-- THE PROBLEM --
The expected output is each line below containing "icon", copied in full.

── STUDY MATERIAL ──

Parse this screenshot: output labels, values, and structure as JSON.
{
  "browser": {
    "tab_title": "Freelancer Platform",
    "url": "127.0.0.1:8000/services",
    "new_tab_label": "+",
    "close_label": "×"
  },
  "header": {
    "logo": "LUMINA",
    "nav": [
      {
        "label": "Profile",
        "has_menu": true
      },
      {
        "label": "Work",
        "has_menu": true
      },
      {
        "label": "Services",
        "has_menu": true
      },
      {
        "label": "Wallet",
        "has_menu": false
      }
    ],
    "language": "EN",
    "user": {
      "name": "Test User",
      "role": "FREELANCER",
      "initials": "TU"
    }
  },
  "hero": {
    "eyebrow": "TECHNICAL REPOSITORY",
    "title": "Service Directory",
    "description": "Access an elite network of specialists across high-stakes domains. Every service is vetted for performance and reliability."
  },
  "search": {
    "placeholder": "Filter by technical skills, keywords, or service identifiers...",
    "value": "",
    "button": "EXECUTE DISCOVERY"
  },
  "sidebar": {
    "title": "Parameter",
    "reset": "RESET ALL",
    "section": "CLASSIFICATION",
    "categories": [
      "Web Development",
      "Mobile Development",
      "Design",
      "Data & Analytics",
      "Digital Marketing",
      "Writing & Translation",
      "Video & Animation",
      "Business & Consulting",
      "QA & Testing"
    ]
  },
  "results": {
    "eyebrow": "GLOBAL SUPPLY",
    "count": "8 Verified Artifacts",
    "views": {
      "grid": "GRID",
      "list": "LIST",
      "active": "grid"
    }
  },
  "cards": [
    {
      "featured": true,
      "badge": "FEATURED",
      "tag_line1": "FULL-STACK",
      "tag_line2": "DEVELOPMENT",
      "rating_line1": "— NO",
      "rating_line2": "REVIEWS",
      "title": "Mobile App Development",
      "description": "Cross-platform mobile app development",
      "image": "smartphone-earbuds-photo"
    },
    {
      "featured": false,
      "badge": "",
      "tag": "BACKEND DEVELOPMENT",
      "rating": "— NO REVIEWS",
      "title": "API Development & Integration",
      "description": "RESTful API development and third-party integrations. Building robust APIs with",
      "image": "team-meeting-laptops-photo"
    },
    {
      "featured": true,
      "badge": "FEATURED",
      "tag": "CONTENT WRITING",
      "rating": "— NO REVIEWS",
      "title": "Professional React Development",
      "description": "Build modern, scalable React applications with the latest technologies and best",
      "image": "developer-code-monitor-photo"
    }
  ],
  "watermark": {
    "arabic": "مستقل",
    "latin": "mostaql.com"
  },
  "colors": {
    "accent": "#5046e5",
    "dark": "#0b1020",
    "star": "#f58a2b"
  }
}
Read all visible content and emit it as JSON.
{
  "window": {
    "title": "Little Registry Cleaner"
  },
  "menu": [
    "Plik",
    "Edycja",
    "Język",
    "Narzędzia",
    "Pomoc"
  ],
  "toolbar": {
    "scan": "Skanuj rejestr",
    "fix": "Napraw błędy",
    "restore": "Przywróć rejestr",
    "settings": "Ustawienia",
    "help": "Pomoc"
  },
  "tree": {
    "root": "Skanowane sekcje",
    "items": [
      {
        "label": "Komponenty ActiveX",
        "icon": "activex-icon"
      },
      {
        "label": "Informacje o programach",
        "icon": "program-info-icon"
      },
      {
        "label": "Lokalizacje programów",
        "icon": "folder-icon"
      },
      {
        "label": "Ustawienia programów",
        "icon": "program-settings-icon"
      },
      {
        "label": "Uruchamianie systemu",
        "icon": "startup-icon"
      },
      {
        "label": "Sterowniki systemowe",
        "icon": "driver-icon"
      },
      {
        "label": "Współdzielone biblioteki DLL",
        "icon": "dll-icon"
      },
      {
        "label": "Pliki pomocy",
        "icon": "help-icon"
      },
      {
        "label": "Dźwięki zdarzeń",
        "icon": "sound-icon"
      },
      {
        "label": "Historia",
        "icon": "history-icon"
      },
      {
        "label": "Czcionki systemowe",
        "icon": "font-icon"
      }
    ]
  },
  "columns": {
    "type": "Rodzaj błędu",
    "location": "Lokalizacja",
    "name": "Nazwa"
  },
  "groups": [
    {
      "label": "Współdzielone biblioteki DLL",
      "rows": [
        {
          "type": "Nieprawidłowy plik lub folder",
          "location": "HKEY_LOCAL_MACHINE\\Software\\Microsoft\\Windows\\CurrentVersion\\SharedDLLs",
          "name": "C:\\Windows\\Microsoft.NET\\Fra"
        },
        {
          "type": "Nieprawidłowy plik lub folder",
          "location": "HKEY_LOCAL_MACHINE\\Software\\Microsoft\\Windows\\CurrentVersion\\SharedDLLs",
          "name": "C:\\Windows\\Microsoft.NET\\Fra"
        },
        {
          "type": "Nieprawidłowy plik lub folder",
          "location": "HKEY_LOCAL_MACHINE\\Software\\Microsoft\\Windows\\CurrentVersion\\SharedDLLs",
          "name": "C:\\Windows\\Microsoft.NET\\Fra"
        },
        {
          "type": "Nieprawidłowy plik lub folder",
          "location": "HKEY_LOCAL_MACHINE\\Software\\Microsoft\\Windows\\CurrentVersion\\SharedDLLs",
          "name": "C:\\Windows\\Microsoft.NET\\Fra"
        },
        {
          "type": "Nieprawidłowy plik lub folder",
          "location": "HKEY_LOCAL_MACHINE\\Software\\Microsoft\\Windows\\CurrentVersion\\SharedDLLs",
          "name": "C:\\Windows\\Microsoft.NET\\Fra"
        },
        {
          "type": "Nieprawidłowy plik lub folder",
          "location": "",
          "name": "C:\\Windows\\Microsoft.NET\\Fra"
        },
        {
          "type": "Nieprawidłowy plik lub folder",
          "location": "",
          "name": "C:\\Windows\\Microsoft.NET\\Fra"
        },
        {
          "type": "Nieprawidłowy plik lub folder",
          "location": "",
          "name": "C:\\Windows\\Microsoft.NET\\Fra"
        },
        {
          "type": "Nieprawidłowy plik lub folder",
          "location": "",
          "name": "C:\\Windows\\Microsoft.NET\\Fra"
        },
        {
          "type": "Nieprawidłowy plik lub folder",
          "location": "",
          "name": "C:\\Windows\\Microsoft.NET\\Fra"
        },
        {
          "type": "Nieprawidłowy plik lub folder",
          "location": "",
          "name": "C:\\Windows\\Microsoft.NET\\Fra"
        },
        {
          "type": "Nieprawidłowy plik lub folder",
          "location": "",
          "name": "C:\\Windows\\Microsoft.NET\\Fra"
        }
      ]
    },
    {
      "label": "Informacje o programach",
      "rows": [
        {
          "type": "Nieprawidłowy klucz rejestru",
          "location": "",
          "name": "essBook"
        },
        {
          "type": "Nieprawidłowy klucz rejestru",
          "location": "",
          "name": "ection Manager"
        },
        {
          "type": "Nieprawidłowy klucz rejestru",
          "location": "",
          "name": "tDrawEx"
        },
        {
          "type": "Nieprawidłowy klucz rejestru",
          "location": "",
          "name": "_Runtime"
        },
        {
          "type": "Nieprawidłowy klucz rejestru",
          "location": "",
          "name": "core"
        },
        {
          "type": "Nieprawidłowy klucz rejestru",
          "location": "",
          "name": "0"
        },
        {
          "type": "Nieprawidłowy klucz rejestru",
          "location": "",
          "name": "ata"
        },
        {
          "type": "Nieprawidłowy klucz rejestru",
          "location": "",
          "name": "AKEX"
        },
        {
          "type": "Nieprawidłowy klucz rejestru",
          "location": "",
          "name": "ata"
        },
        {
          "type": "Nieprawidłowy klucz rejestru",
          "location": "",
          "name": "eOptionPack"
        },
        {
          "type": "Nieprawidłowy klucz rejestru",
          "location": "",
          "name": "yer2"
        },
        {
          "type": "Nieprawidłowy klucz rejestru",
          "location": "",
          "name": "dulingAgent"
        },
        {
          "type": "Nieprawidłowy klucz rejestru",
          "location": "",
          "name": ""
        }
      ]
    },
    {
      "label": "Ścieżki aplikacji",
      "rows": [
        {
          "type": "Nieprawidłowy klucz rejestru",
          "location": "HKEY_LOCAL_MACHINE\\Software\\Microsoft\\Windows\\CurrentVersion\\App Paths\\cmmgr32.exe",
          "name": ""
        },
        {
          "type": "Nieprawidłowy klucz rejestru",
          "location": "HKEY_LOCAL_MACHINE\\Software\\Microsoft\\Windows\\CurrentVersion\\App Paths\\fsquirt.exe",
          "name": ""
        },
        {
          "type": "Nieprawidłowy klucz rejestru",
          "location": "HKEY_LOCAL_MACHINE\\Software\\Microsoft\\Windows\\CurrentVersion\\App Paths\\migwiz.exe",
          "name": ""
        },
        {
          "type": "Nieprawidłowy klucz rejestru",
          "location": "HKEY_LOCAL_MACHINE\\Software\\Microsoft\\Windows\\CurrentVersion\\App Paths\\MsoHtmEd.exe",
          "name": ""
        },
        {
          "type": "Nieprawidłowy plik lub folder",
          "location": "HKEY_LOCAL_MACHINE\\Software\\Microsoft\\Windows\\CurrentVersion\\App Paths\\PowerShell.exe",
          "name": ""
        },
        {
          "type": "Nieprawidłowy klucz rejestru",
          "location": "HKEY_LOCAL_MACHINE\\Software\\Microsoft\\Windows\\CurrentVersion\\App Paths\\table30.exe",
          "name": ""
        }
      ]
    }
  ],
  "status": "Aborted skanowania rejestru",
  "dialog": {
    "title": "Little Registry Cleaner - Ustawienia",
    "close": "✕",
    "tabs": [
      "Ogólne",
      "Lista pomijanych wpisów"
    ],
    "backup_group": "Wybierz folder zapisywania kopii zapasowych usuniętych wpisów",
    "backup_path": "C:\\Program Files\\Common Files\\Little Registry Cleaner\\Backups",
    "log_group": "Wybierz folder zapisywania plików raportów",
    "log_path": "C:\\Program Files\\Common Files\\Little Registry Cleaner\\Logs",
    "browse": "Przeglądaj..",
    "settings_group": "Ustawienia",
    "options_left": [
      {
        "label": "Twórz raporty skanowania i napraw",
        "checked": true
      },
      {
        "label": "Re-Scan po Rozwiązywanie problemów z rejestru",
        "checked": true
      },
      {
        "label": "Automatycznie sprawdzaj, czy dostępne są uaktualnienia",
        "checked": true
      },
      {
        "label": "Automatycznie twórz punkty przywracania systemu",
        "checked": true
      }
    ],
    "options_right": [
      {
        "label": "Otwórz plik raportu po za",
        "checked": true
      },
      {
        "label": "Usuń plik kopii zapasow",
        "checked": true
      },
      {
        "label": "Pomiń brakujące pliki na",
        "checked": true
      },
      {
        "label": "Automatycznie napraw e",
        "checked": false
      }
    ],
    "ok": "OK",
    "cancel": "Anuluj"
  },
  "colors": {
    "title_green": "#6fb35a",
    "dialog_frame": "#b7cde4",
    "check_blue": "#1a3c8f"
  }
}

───

-- RESULT OF THIS TASK --
        "icon": "activex-icon"
        "icon": "program-info-icon"
        "icon": "folder-icon"
        "icon": "program-settings-icon"
        "icon": "startup-icon"
        "icon": "driver-icon"
        "icon": "dll-icon"
        "icon": "help-icon"
        "icon": "sound-icon"
        "icon": "history-icon"
        "icon": "font-icon"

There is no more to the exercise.